| Your objective |
What you return should be the lines of the data containing "title", each in full.

| Extracted records |
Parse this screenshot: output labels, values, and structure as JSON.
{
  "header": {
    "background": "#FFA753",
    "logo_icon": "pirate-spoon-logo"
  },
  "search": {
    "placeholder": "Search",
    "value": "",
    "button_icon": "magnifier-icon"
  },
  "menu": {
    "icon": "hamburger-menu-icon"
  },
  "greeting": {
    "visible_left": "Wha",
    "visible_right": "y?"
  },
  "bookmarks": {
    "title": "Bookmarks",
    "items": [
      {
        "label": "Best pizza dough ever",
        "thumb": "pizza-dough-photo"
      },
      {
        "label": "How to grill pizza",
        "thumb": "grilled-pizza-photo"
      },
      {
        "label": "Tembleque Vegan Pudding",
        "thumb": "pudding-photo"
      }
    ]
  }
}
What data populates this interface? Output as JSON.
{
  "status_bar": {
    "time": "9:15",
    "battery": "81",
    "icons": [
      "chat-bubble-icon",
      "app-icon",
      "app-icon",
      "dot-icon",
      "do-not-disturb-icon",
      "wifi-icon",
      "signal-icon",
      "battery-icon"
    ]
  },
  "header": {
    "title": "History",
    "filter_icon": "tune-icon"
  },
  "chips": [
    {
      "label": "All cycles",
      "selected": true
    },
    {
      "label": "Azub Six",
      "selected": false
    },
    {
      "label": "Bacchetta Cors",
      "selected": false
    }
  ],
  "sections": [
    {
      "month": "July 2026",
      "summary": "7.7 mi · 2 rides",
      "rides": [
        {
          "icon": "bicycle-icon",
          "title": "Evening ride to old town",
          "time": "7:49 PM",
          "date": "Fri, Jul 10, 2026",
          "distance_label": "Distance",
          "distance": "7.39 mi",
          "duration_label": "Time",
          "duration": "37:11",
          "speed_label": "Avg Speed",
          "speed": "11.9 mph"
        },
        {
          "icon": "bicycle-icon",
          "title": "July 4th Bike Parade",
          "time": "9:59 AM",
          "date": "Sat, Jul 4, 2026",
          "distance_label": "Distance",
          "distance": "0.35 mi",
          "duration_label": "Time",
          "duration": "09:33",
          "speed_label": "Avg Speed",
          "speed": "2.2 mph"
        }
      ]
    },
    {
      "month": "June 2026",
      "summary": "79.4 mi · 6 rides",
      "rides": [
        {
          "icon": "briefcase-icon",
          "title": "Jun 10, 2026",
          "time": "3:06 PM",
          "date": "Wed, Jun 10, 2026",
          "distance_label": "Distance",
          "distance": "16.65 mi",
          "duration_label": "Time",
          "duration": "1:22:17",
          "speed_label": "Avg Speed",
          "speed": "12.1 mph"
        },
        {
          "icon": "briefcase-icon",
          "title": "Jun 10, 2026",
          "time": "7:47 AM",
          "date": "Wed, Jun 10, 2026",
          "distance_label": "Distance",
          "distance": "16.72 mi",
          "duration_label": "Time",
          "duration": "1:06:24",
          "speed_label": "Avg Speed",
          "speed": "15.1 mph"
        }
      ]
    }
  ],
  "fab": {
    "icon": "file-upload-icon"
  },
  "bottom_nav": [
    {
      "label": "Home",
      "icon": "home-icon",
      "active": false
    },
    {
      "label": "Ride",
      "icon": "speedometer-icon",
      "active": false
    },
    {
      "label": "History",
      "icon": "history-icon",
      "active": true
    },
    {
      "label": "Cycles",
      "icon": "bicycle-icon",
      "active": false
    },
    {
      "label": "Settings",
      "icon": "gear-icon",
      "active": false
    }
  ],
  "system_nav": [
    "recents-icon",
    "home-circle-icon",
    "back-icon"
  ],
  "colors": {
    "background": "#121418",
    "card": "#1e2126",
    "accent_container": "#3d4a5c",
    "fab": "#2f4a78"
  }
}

| Answer to this task |
    "title": "Bookmarks",
    "title": "History",
          "title": "Evening ride to old town",
          "title": "July 4th Bike Parade",
          "title": "Jun 10, 2026",
          "title": "Jun 10, 2026",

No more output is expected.